The Amtrak Reform Council, with bitter opposition from some members, said yesterday that Amtrak cannot truly meet its congressional requirement of operational self-sufficiency by 2002 because it chooses not to count some major expenses as operating expenses.
Amtrak replied that the council's first annual report had reached a "wholly unsupported conclusion" about what Congress had required.
The exchange between Amtrak and the council, created by Congress in 1997 to evaluate Amtrak's performance and make recommendations for the future, is the latest in a war of words that has slowed the council's work and left questions about whether it will meet its own congressional mandate.
Under the law, the council has the power to declare at any point that Amtrak cannot survive without operating grants after the end of fiscal 2002, after which the council would have 90 days to submit plans for a restructured intercity passenger network. Amtrak would then be required to submit a plan for its own "complete liquidation."
Council Chairman Gil Carmichael stressed yesterday that the board's negative report, which passed 8 to 3, was not a "finding" for legal purposes and would not start the 90-day clock.
Few observers, including sources on the council, believe that Congress would allow Amtrak to be liquidated. Since Amtrak was created on May 1, 1971, Congress has repeatedly rebuffed attempts to cut many individual trains, much less kill Amtrak.
Yesterday's report and the adverse reaction from Amtrak, labor unions and the administration highlighted the different ways that Amtrak's future can be viewed. Amtrak constantly talks in rosy tones about its future and how well it is doing while the council and some Amtrak opponents in Congress say the railroad faces serious troubles.

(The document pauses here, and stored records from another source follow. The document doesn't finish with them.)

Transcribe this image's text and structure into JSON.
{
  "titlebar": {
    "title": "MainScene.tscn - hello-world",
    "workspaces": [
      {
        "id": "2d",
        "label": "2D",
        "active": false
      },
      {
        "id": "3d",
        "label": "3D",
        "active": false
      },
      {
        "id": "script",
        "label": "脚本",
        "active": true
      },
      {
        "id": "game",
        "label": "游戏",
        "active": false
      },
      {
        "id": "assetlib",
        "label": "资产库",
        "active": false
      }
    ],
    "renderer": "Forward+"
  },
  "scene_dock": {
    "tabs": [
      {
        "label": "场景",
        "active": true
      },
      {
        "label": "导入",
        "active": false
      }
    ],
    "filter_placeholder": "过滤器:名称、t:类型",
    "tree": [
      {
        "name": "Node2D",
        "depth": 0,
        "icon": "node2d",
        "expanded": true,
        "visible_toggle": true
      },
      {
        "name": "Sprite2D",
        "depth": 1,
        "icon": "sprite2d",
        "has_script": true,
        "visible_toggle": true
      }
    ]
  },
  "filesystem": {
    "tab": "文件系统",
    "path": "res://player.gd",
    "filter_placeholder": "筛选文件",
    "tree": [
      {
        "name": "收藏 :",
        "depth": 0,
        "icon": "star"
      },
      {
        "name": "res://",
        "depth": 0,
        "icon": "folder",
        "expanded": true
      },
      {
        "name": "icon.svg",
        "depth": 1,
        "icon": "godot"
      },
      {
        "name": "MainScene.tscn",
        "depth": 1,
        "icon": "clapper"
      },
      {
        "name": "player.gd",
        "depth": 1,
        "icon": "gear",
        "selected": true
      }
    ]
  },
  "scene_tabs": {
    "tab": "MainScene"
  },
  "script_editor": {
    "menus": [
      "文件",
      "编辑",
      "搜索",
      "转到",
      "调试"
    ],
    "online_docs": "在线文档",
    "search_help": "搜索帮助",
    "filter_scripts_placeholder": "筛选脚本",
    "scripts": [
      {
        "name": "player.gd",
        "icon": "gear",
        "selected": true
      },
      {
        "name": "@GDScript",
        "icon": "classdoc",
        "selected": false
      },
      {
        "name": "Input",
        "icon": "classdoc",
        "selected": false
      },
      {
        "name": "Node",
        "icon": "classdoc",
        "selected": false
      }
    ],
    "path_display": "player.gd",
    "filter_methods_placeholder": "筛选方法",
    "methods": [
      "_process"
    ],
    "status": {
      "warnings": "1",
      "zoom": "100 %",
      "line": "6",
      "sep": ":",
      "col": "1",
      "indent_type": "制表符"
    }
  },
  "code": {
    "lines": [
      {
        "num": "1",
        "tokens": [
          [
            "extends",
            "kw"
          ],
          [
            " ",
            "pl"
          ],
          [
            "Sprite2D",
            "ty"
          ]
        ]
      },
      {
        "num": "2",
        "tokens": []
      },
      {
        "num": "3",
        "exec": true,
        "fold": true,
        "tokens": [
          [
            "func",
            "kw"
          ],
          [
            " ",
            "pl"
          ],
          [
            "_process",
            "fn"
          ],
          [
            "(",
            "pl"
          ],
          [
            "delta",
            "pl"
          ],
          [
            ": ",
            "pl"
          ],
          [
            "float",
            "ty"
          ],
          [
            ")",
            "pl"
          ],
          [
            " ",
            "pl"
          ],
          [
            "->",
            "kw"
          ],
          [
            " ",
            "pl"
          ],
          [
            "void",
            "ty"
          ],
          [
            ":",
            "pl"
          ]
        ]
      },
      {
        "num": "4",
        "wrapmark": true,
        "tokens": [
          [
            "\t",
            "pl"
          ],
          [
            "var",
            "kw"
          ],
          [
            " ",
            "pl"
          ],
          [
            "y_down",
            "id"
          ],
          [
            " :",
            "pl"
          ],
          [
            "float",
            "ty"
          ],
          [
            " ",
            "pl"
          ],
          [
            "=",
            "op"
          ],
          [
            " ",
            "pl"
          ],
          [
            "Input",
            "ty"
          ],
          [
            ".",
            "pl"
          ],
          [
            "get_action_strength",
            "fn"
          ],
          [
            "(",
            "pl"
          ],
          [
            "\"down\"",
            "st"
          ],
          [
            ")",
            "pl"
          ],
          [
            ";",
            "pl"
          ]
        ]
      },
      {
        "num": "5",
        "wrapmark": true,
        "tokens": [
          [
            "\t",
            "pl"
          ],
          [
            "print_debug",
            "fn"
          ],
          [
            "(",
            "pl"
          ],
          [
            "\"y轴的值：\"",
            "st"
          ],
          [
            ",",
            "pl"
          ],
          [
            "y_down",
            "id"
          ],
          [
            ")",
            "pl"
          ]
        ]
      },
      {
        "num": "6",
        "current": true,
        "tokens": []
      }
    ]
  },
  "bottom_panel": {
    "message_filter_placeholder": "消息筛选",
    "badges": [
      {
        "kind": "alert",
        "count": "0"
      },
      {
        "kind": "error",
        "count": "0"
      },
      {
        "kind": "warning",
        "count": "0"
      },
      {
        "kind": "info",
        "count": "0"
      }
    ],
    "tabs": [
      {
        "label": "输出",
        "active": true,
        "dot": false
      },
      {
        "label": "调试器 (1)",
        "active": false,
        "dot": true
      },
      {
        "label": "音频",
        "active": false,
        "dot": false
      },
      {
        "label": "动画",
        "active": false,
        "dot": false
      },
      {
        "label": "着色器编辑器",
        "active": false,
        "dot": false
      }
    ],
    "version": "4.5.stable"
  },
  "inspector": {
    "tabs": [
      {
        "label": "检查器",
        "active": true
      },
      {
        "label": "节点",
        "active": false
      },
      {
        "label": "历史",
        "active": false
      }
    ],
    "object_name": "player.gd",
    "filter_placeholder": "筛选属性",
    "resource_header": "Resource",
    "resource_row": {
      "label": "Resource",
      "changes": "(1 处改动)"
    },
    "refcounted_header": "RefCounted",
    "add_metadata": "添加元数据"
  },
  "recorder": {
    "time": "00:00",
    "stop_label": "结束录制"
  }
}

In the report, the council took issue with Amtrak's claims of ridership gains, saying any recent improvements have done little more than bring ridership back to 1990 levels. The council also said that Amtrak's claim that it is doing $8 million better than projected is actually skewed by an increase in non-passenger items such as payments from commuter agencies and commercial activities.
"Amtrak's core business of providing intercity rail passenger service actually performed marginally worse than anticipated in the FY 1999 plan," the report said.
While Amtrak said that it forecasts it will meet the zero-operating subsidy goal by the 2002 deadline, the council said that if Amtrak used generally accepted accounting principles, it would need a $567 million operating subsidy then. If Congress had not taken Amtrak's excess railroad retirement taxes off its budget, the figure would be $752 million.
The council said Amtrak chooses not to count a projected $487 million in depreciation expenses and $80 million in "progressive equipment overhauls" as operating expenses.
In comments printed in the council report, Amtrak said Congress never intended it to count those items. "Depreciation is a non-cash expenditure and as such is not funded as part of a federal operating contribution," Amtrak said. Amtrak also said that Congress gave its assent in 1993 to count progressive equipment overhauls as a capital expenditure.
Amtrak expressed fear that the council report could hurt its ability to go to private capital markets to raise funds and actually increase its costs.
"We are deeply concerned with the negative impact that ARC statements concerning [accounting] application to the operational self-sufficiency determination could have on the capital and credit markets available to Amtrak," Amtrak said.
Clarence Monin, international president of the Brotherhood of Locomotive Engineers, and Jolene Molitoris, Federal Railroad administrator, were far more blunt. Monin and Molitoris, two of the negative votes on the council, said that "the report reflects an aggressive anti-Amtrak and pro-privatization agenda; that it is replete with statements that are misleading, inaccurate and unsubstantiated; and that it is the culmination of the very fiscal irresponsibility that it claims to address."
The third no vote, public policy consultant Donald Sweitzer, did not submit comments explaining his position.
CAPTION: Passengers board train Thanksgiving weekend in Alexandria. Amtrak and its monitors are on different tracks regarding progress toward self-sufficiency.